At one point, another solo attendee and I bumped elbows and exchanged a few funny words and then we all got in the lunch line. I was hoping to sit with my fellow asphalt aficionados. But when the seating hostess called for two people to fill in an incomplete table, I threw caution to the wind and volunteered.
The hostess sat me next to the other solo flyer I’d run into – literally – a few minutes earlier. We started chatting (like you do), immediately hitting it off (which is altogether too rare), and the conversation, inevitably, turned to our occupations.
My companion – whom I’ll call Fiona, because that’s not her name – told me that she was in the marriage and family therapy business. Since I know exactly one marriage and family therapist, I said: “I realize there are about seven million marriage and family therapists in the world, but I don’t suppose you know Artemisia Donohue?”

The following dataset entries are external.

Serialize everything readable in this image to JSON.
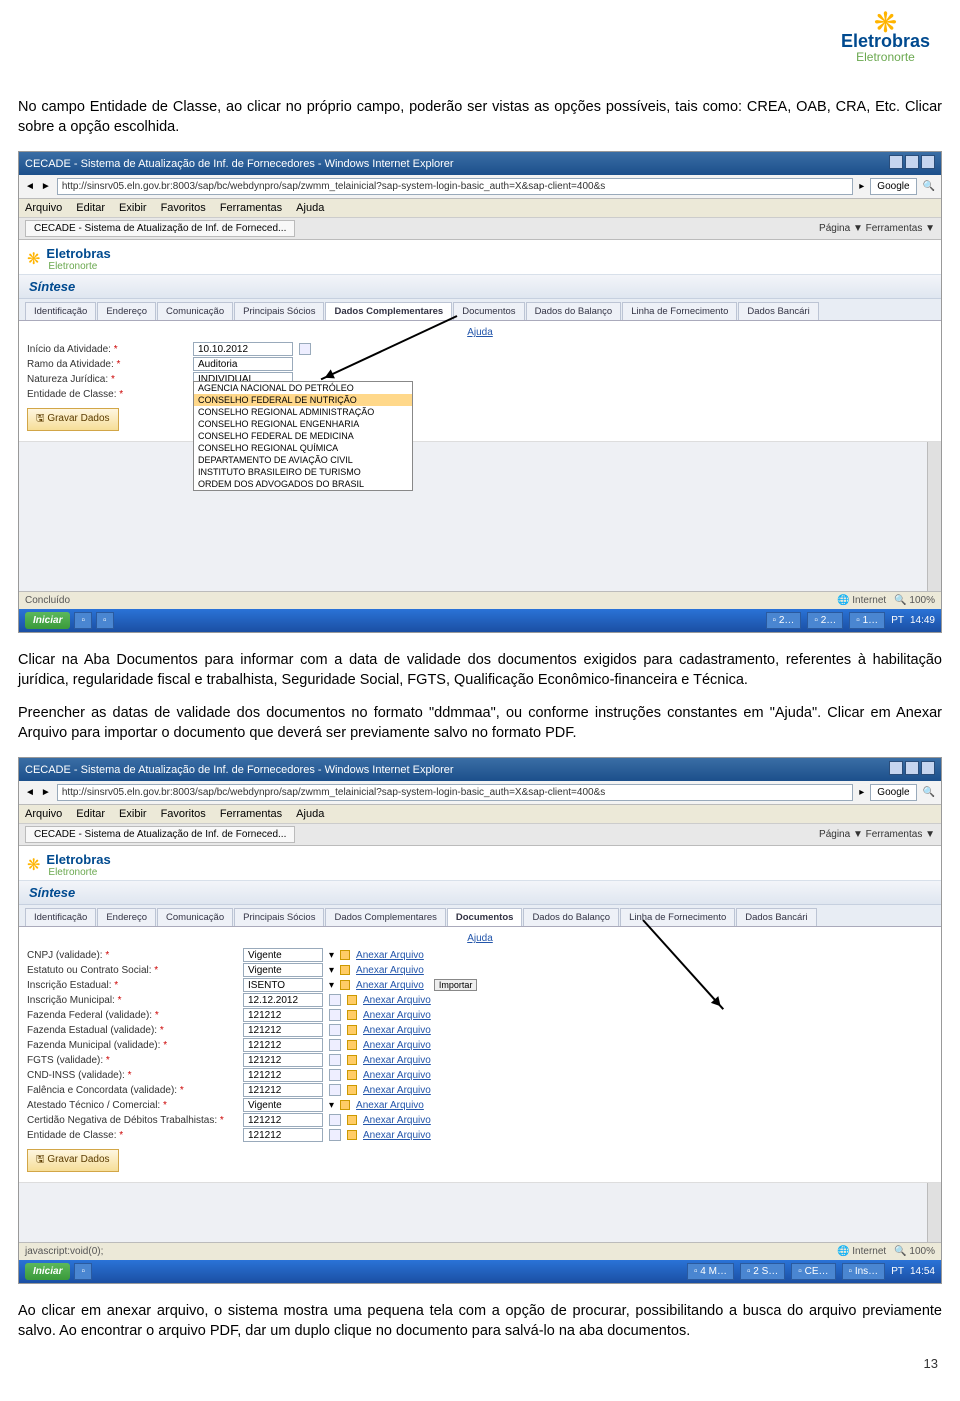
{
  "logo": {
    "brand1": "Eletrobras",
    "brand2": "Eletronorte"
  },
  "para1": "No campo Entidade de Classe, ao clicar no próprio campo, poderão ser vistas as opções possíveis, tais como: CREA, OAB, CRA, Etc. Clicar sobre a opção escolhida.",
  "para2": "Clicar na Aba Documentos para informar com a data de validade dos documentos exigidos para cadastramento, referentes à habilitação jurídica, regularidade fiscal e trabalhista, Seguridade Social, FGTS, Qualificação Econômico-financeira e Técnica.",
  "para3": "Preencher as datas de validade dos documentos no formato \"ddmmaa\", ou conforme instruções constantes em \"Ajuda\". Clicar em Anexar Arquivo para importar o documento que deverá ser previamente salvo no formato PDF.",
  "para4": "Ao clicar em anexar arquivo, o sistema mostra uma pequena tela com a opção de procurar, possibilitando a busca do arquivo previamente salvo. Ao encontrar o arquivo PDF, dar um duplo clique no documento para salvá-lo na aba documentos.",
  "window": {
    "title": "CECADE - Sistema de Atualização de Inf. de Fornecedores - Windows Internet Explorer",
    "url": "http://sinsrv05.eln.gov.br:8003/sap/bc/webdynpro/sap/zwmm_telainicial?sap-system-login-basic_auth=X&sap-client=400&s",
    "google": "Google",
    "iemenu": [
      "Arquivo",
      "Editar",
      "Exibir",
      "Favoritos",
      "Ferramentas",
      "Ajuda"
    ],
    "tab": "CECADE - Sistema de Atualização de Inf. de Forneced...",
    "pagelinks": "Página ▼   Ferramentas ▼",
    "sintese": "Síntese",
    "apptabs": [
      "Identificação",
      "Endereço",
      "Comunicação",
      "Principais Sócios",
      "Dados Complementares",
      "Documentos",
      "Dados do Balanço",
      "Linha de Fornecimento",
      "Dados Bancári"
    ],
    "ajuda": "Ajuda",
    "gravar": "Gravar Dados",
    "concluido": "Concluído",
    "internet": "Internet",
    "zoom": "100%",
    "iniciar": "Iniciar",
    "jsvoid": "javascript:void(0);",
    "anexar": "Anexar Arquivo",
    "importar": "Importar"
  },
  "s1": {
    "time": "14:49",
    "activeTab": 4,
    "rows": [
      {
        "lbl": "Início da Atividade:",
        "val": "10.10.2012",
        "cal": true
      },
      {
        "lbl": "Ramo da Atividade:",
        "val": "Auditoria"
      },
      {
        "lbl": "Natureza Jurídica:",
        "val": "INDIVIDUAL"
      },
      {
        "lbl": "Entidade de Classe:",
        "val": "CONSELHO FEDERAL DE NUTRIÇÃO",
        "wide": true
      }
    ],
    "dropdown": [
      "AGENCIA NACIONAL DO PETRÓLEO",
      "CONSELHO FEDERAL DE NUTRIÇÃO",
      "CONSELHO REGIONAL ADMINISTRAÇÃO",
      "CONSELHO REGIONAL ENGENHARIA",
      "CONSELHO FEDERAL DE MEDICINA",
      "CONSELHO REGIONAL QUÍMICA",
      "DEPARTAMENTO DE AVIAÇÃO CIVIL",
      "INSTITUTO BRASILEIRO DE TURISMO",
      "ORDEM DOS ADVOGADOS DO BRASIL"
    ],
    "ddhl": 1
  },
  "s2": {
    "time": "14:54",
    "activeTab": 5,
    "rows": [
      {
        "lbl": "CNPJ (validade):",
        "type": "sel",
        "val": "Vigente"
      },
      {
        "lbl": "Estatuto ou Contrato Social:",
        "type": "sel",
        "val": "Vigente"
      },
      {
        "lbl": "Inscrição Estadual:",
        "type": "sel",
        "val": "ISENTO",
        "imp": true
      },
      {
        "lbl": "Inscrição Municipal:",
        "type": "date",
        "val": "12.12.2012"
      },
      {
        "lbl": "Fazenda Federal (validade):",
        "type": "date",
        "val": "121212"
      },
      {
        "lbl": "Fazenda Estadual (validade):",
        "type": "date",
        "val": "121212"
      },
      {
        "lbl": "Fazenda Municipal (validade):",
        "type": "date",
        "val": "121212"
      },
      {
        "lbl": "FGTS (validade):",
        "type": "date",
        "val": "121212"
      },
      {
        "lbl": "CND-INSS (validade):",
        "type": "date",
        "val": "121212"
      },
      {
        "lbl": "Falência e Concordata (validade):",
        "type": "date",
        "val": "121212"
      },
      {
        "lbl": "Atestado Técnico / Comercial:",
        "type": "sel",
        "val": "Vigente"
      },
      {
        "lbl": "Certidão Negativa de Débitos Trabalhistas:",
        "type": "date",
        "val": "121212"
      },
      {
        "lbl": "Entidade de Classe:",
        "type": "date",
        "val": "121212"
      }
    ]
  },
  "pagenum": "13"
}
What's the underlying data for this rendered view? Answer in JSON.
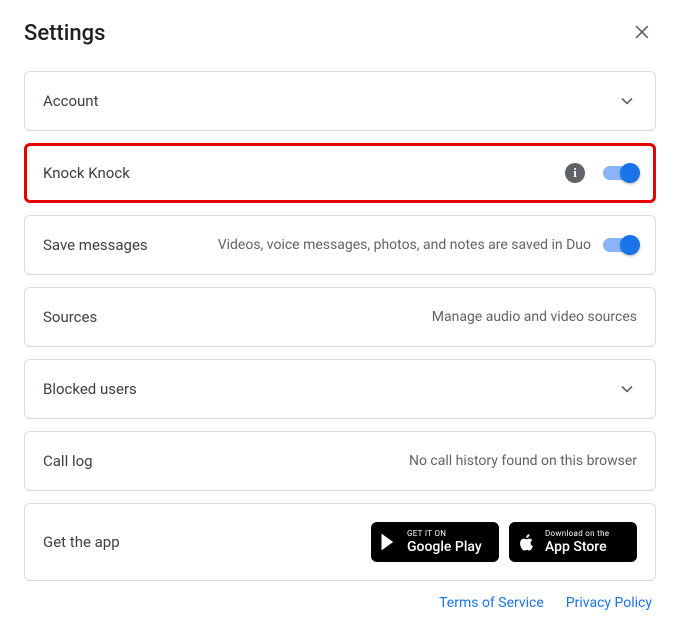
{
  "header": {
    "title": "Settings"
  },
  "rows": {
    "account": {
      "title": "Account"
    },
    "knock": {
      "title": "Knock Knock"
    },
    "save": {
      "title": "Save messages",
      "desc": "Videos, voice messages, photos, and notes are saved in Duo"
    },
    "sources": {
      "title": "Sources",
      "desc": "Manage audio and video sources"
    },
    "blocked": {
      "title": "Blocked users"
    },
    "calllog": {
      "title": "Call log",
      "desc": "No call history found on this browser"
    },
    "getapp": {
      "title": "Get the app"
    }
  },
  "store": {
    "play": {
      "small": "GET IT ON",
      "big": "Google Play"
    },
    "apple": {
      "small": "Download on the",
      "big": "App Store"
    }
  },
  "footer": {
    "tos": "Terms of Service",
    "privacy": "Privacy Policy"
  }
}
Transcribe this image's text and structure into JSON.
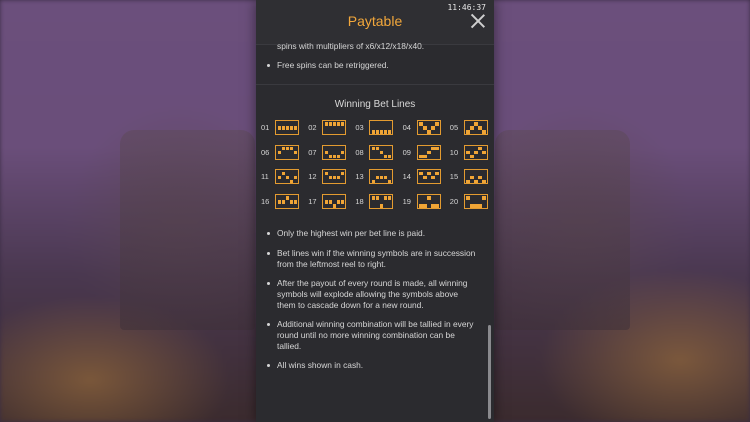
{
  "header": {
    "title": "Paytable",
    "clock": "11:46:37"
  },
  "free_spins": {
    "continued_text": "spins with multipliers of x6/x12/x18/x40.",
    "retrigger_text": "Free spins can be retriggered."
  },
  "bet_lines": {
    "title": "Winning Bet Lines",
    "lines": [
      {
        "num": "01",
        "rows": [
          1,
          1,
          1,
          1,
          1
        ]
      },
      {
        "num": "02",
        "rows": [
          0,
          0,
          0,
          0,
          0
        ]
      },
      {
        "num": "03",
        "rows": [
          2,
          2,
          2,
          2,
          2
        ]
      },
      {
        "num": "04",
        "rows": [
          0,
          1,
          2,
          1,
          0
        ]
      },
      {
        "num": "05",
        "rows": [
          2,
          1,
          0,
          1,
          2
        ]
      },
      {
        "num": "06",
        "rows": [
          1,
          0,
          0,
          0,
          1
        ]
      },
      {
        "num": "07",
        "rows": [
          1,
          2,
          2,
          2,
          1
        ]
      },
      {
        "num": "08",
        "rows": [
          0,
          0,
          1,
          2,
          2
        ]
      },
      {
        "num": "09",
        "rows": [
          2,
          2,
          1,
          0,
          0
        ]
      },
      {
        "num": "10",
        "rows": [
          1,
          2,
          1,
          0,
          1
        ]
      },
      {
        "num": "11",
        "rows": [
          1,
          0,
          1,
          2,
          1
        ]
      },
      {
        "num": "12",
        "rows": [
          0,
          1,
          1,
          1,
          0
        ]
      },
      {
        "num": "13",
        "rows": [
          2,
          1,
          1,
          1,
          2
        ]
      },
      {
        "num": "14",
        "rows": [
          0,
          1,
          0,
          1,
          0
        ]
      },
      {
        "num": "15",
        "rows": [
          2,
          1,
          2,
          1,
          2
        ]
      },
      {
        "num": "16",
        "rows": [
          1,
          1,
          0,
          1,
          1
        ]
      },
      {
        "num": "17",
        "rows": [
          1,
          1,
          2,
          1,
          1
        ]
      },
      {
        "num": "18",
        "rows": [
          0,
          0,
          2,
          0,
          0
        ]
      },
      {
        "num": "19",
        "rows": [
          2,
          2,
          0,
          2,
          2
        ]
      },
      {
        "num": "20",
        "rows": [
          0,
          2,
          2,
          2,
          0
        ]
      }
    ]
  },
  "rules": [
    "Only the highest win per bet line is paid.",
    "Bet lines win if the winning symbols are in succession from the leftmost reel to right.",
    "After the payout of every round is made, all winning symbols will explode allowing the symbols above them to cascade down for a new round.",
    "Additional winning combination will be tallied in every round until no more winning combination can be tallied.",
    "All wins shown in cash."
  ],
  "colors": {
    "accent": "#f2a73b",
    "panel": "#2b2b2f",
    "text": "#d6d6d6"
  }
}
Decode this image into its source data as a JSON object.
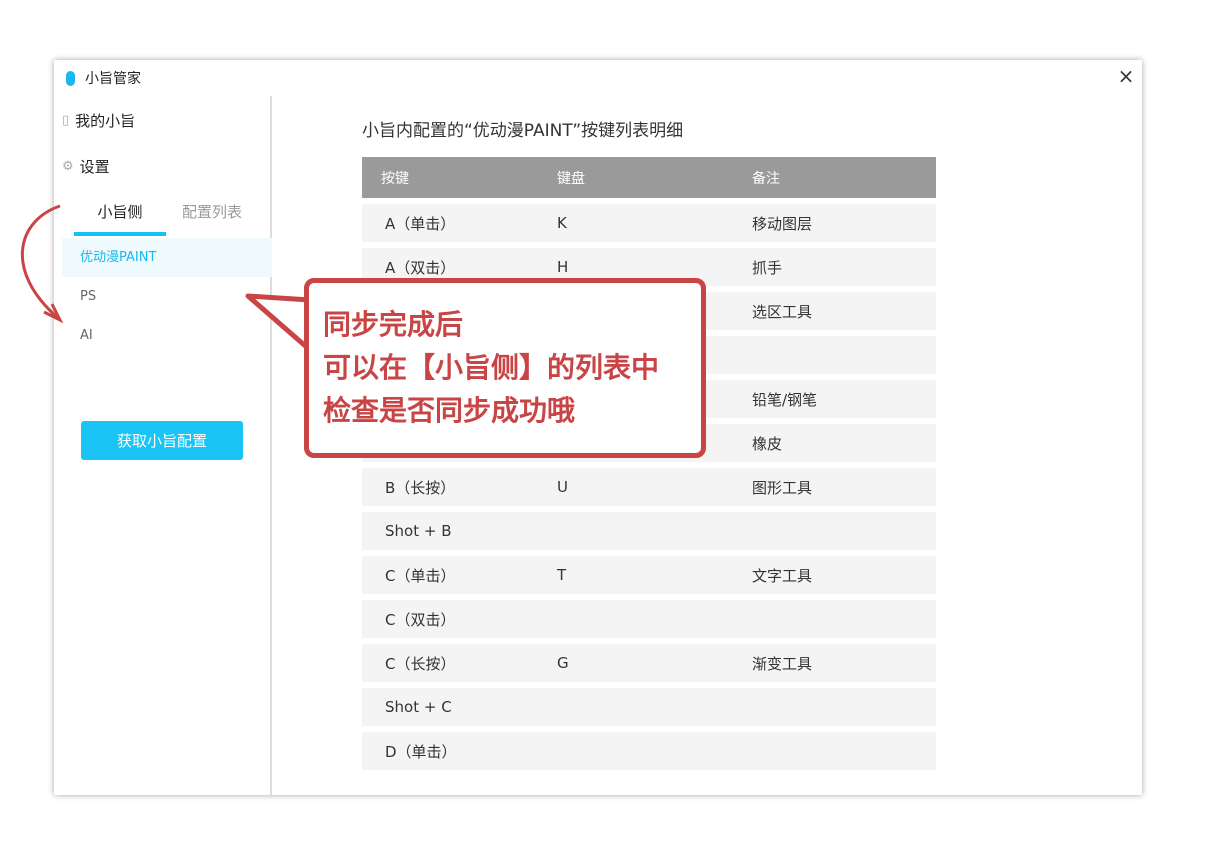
{
  "window": {
    "title": "小旨管家",
    "close": "×"
  },
  "sidebar": {
    "nav": [
      {
        "label": "我的小旨",
        "icon": "device-icon"
      },
      {
        "label": "设置",
        "icon": "gear-icon"
      }
    ],
    "tabs": [
      {
        "label": "小旨侧"
      },
      {
        "label": "配置列表"
      }
    ],
    "items": [
      {
        "label": "优动漫PAINT"
      },
      {
        "label": "PS"
      },
      {
        "label": "AI"
      }
    ],
    "button": "获取小旨配置"
  },
  "main": {
    "heading": "小旨内配置的“优动漫PAINT”按键列表明细",
    "columns": [
      "按键",
      "键盘",
      "备注"
    ],
    "rows": [
      [
        "A（单击）",
        "K",
        "移动图层"
      ],
      [
        "A（双击）",
        "H",
        "抓手"
      ],
      [
        "",
        "",
        "选区工具"
      ],
      [
        "",
        "",
        ""
      ],
      [
        "",
        "",
        "铅笔/钢笔"
      ],
      [
        "",
        "",
        "橡皮"
      ],
      [
        "B（长按）",
        "U",
        "图形工具"
      ],
      [
        "Shot + B",
        "",
        ""
      ],
      [
        "C（单击）",
        "T",
        "文字工具"
      ],
      [
        "C（双击）",
        "",
        ""
      ],
      [
        "C（长按）",
        "G",
        "渐变工具"
      ],
      [
        "Shot + C",
        "",
        ""
      ],
      [
        "D（单击）",
        "",
        ""
      ]
    ]
  },
  "callout": {
    "lines": [
      "同步完成后",
      "可以在【小旨侧】的列表中",
      "检查是否同步成功哦"
    ]
  },
  "colors": {
    "accent": "#1ac4f4",
    "callout": "#c94545"
  }
}
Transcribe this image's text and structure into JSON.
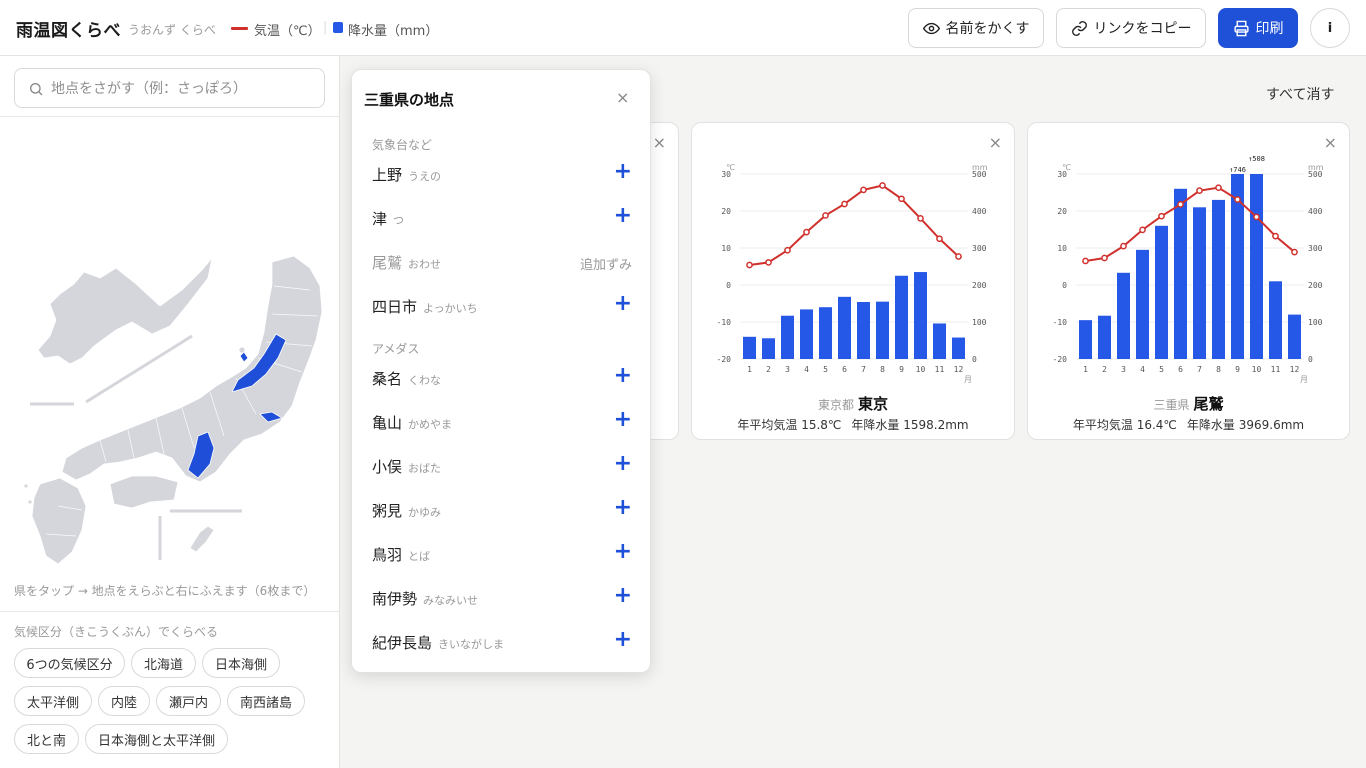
{
  "header": {
    "title": "雨温図くらべ",
    "reading": "うおんず くらべ",
    "legend_temp": "気温（℃）",
    "legend_rain": "降水量（mm）",
    "hide_names": "名前をかくす",
    "copy_link": "リンクをコピー",
    "print": "印刷",
    "info": "i",
    "eye_icon": "eye-icon",
    "link_icon": "link-icon",
    "printer_icon": "printer-icon"
  },
  "sidebar": {
    "search_placeholder": "地点をさがす（例：さっぽろ）",
    "map_hint": "県をタップ → 地点をえらぶと右にふえます（6枚まで）",
    "region_title": "気候区分（きこうくぶん）でくらべる",
    "chips": [
      "6つの気候区分",
      "北海道",
      "日本海側",
      "太平洋側",
      "内陸",
      "瀬戸内",
      "南西諸島",
      "北と南",
      "日本海側と太平洋側"
    ],
    "highlight_color": "#1f4fd8"
  },
  "main": {
    "clear_all": "すべて消す"
  },
  "popup": {
    "title": "三重県の地点",
    "close": "×",
    "sections": [
      "気象台など",
      "アメダス"
    ],
    "added_label": "追加ずみ",
    "add_symbol": "+",
    "items": [
      {
        "name": "上野",
        "reading": "うえの",
        "added": false
      },
      {
        "name": "津",
        "reading": "つ",
        "added": false
      },
      {
        "name": "尾鷲",
        "reading": "おわせ",
        "added": true
      },
      {
        "name": "四日市",
        "reading": "よっかいち",
        "added": false
      },
      {
        "name": "桑名",
        "reading": "くわな",
        "added": false
      },
      {
        "name": "亀山",
        "reading": "かめやま",
        "added": false
      },
      {
        "name": "小俣",
        "reading": "おばた",
        "added": false
      },
      {
        "name": "粥見",
        "reading": "かゆみ",
        "added": false
      },
      {
        "name": "鳥羽",
        "reading": "とば",
        "added": false
      },
      {
        "name": "南伊勢",
        "reading": "みなみいせ",
        "added": false
      },
      {
        "name": "紀伊長島",
        "reading": "きいながしま",
        "added": false
      }
    ]
  },
  "cards": [
    {
      "pref": "東京都",
      "name": "東京",
      "avg_temp_text": "年平均気温 15.8℃",
      "rain_text": "年降水量 1598.2mm",
      "close": "×"
    },
    {
      "pref": "三重県",
      "name": "尾鷲",
      "avg_temp_text": "年平均気温 16.4℃",
      "rain_text": "年降水量 3969.6mm",
      "close": "×"
    }
  ],
  "chart_data": [
    {
      "type": "bar",
      "title": "東京",
      "categories": [
        "1",
        "2",
        "3",
        "4",
        "5",
        "6",
        "7",
        "8",
        "9",
        "10",
        "11",
        "12"
      ],
      "xunit": "月",
      "left_unit": "℃",
      "right_unit": "mm",
      "temp_ticks": [
        30,
        20,
        10,
        0,
        -10,
        -20
      ],
      "rain_ticks": [
        500,
        400,
        300,
        200,
        100,
        0
      ],
      "ylim_temp": [
        -20,
        30
      ],
      "ylim_rain": [
        0,
        500
      ],
      "series": [
        {
          "name": "降水量",
          "kind": "bar",
          "color": "#2558e6",
          "values": [
            60,
            56,
            117,
            134,
            140,
            168,
            154,
            155,
            225,
            235,
            96,
            58
          ]
        },
        {
          "name": "気温",
          "kind": "line",
          "color": "#d0312d",
          "values": [
            5.4,
            6.1,
            9.4,
            14.3,
            18.8,
            21.9,
            25.7,
            26.9,
            23.3,
            18.0,
            12.5,
            7.7
          ]
        }
      ],
      "overflow_labels": []
    },
    {
      "type": "bar",
      "title": "尾鷲",
      "categories": [
        "1",
        "2",
        "3",
        "4",
        "5",
        "6",
        "7",
        "8",
        "9",
        "10",
        "11",
        "12"
      ],
      "xunit": "月",
      "left_unit": "℃",
      "right_unit": "mm",
      "temp_ticks": [
        30,
        20,
        10,
        0,
        -10,
        -20
      ],
      "rain_ticks": [
        500,
        400,
        300,
        200,
        100,
        0
      ],
      "ylim_temp": [
        -20,
        30
      ],
      "ylim_rain": [
        0,
        500
      ],
      "series": [
        {
          "name": "降水量",
          "kind": "bar",
          "color": "#2558e6",
          "values": [
            105,
            117,
            233,
            295,
            360,
            460,
            410,
            430,
            746,
            508,
            210,
            120
          ]
        },
        {
          "name": "気温",
          "kind": "line",
          "color": "#d0312d",
          "values": [
            6.5,
            7.3,
            10.5,
            14.9,
            18.6,
            21.8,
            25.5,
            26.3,
            23.1,
            18.4,
            13.2,
            8.9
          ]
        }
      ],
      "overflow_labels": [
        {
          "month": "9",
          "text": "↑746"
        },
        {
          "month": "10",
          "text": "↑508"
        }
      ]
    }
  ]
}
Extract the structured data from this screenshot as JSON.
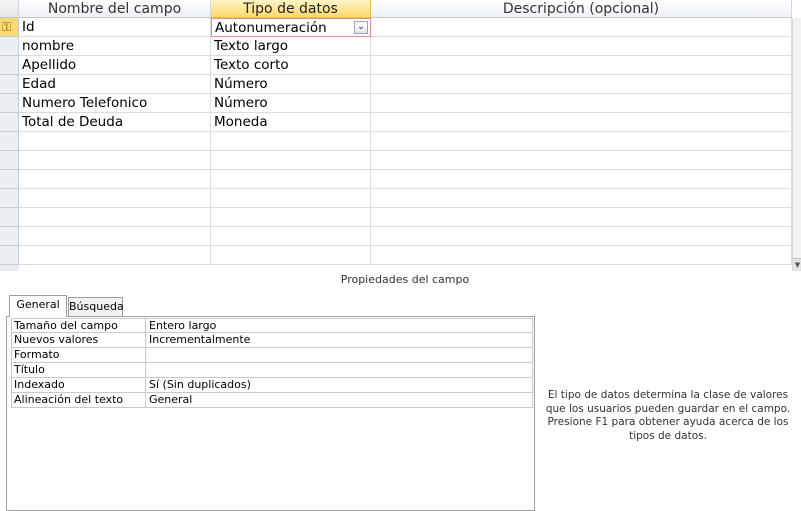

She-who-shall-be-known-as-Fiona’s jaw dropped.
“How do you know Artemisia?”
“Her daughter, Electra, and I have been best friends since the fifth grade.”
Fiona started laughing.
“Artemisia and I went to graduate school together and have been best friends ever since!”
Yes, it’s a small world and God moves in mysterious ways. But the biggest mystery is why Artemisia and Electra both wound up best friends with two Presbyterians.
In any case, the encounter reminded me of God’s wacky, whimsical side. When we’re tempted – which, in my case, is often – to fixate on the sternness, unfairness, remoteness, and inscrutability of God, it’s important to remember that, for some reason that doesn’t really matter, God invented duckbill platypuses. God may also have a hand in the discovery of five-dollar bills in the pockets of thrift store purchases. I’m pretty sure God inspired whoever invented tapioca. God has got to be behind the darnedest things that kids say. And I am positive that an almighty creator God with a kick-ass sense of humor is behind wild kingdom behavior like this:
Take time to laugh this week. Spring is coming.
 Which is to say, I was sitting closer to these Presbyterians than to any others at that particular moment.
 Thankfully, I took and passed the Colorado DOC’s Pressure Point Control Tactic Training twice. The second time, one of my sparring partners was a five-foot-tall, ninety-pounds-soakin’-wet chaplain named Gillian. If you ever find yourself in any of the CDOC’s finer correctional establishments, please, take my advice. Do not fuck with this chaplain. She will take your ass down faster than you can say, “Hallelujah.”
 At 10,152 feet, Leadville, CO is the highest incorporated city and second highest municipality in the United States. I have no idea what the difference is between a city and a municipality.
 Totally also not her real name. Duh.
 Seriously, people. Not her real name. How many times do I have to tell you?
 Actually, I suspect it’s because they were unconditionally predestined to be irresistibly attracted to our total depravity.
 For those of you not up on your highly toxic South American vegetable products, tapioca is made from manioc, which has a rather high cyanide content and is only rendered edible by boiling and draining it several times. Who the heck stuck around to figure that recipe out?
 Granted, I make this last assertion as a non-parent who has derived an endless amount of entertainment from the darnedest things kids say. Non-non-parents, which is to say, parents, may have a different opinion about things that issue from the mouths of babes.
 Unless you’re completely hooked on Game of Thrones, in which case, you know what’s coming. Winter and dragons and some very ill-advised matrimonies, that’s what!
© Marian the Seminarian, 2013